WHAT YOU ARE ASKED TO DO:
Report the count of lines in the records below that hold the word "超高畫質", omitting everything but the number.

SOURCE DATA:
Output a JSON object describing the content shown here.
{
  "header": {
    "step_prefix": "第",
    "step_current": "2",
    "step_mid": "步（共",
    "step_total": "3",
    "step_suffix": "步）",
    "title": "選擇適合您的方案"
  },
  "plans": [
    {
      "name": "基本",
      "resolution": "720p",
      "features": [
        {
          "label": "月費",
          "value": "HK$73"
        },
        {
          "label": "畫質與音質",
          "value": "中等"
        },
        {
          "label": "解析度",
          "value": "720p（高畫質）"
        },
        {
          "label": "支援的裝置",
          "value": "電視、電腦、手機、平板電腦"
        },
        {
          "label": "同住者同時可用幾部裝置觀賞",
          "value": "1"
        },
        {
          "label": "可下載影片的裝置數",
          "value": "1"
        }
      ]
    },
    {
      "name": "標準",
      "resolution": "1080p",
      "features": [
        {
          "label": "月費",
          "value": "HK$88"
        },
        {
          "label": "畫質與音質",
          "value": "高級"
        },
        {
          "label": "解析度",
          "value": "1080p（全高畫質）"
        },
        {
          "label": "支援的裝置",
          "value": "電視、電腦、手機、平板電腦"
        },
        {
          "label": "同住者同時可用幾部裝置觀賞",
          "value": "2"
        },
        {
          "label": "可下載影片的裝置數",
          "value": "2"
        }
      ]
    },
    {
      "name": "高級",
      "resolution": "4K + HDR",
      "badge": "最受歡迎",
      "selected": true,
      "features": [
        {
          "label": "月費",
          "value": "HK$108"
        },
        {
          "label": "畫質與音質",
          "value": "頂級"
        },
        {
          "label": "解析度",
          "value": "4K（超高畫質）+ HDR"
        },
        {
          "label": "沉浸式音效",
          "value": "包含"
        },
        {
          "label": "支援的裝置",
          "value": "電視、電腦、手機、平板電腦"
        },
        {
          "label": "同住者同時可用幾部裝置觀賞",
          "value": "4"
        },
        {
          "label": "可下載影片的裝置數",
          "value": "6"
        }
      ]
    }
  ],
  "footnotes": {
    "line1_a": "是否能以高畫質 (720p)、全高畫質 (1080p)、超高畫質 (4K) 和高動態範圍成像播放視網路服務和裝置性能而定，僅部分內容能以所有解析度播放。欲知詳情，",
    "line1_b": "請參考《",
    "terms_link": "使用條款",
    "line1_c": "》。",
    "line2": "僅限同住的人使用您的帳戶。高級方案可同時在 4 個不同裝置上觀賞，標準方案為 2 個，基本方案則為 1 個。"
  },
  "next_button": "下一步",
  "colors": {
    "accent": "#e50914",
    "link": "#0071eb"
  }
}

TASK RESPONSE:
2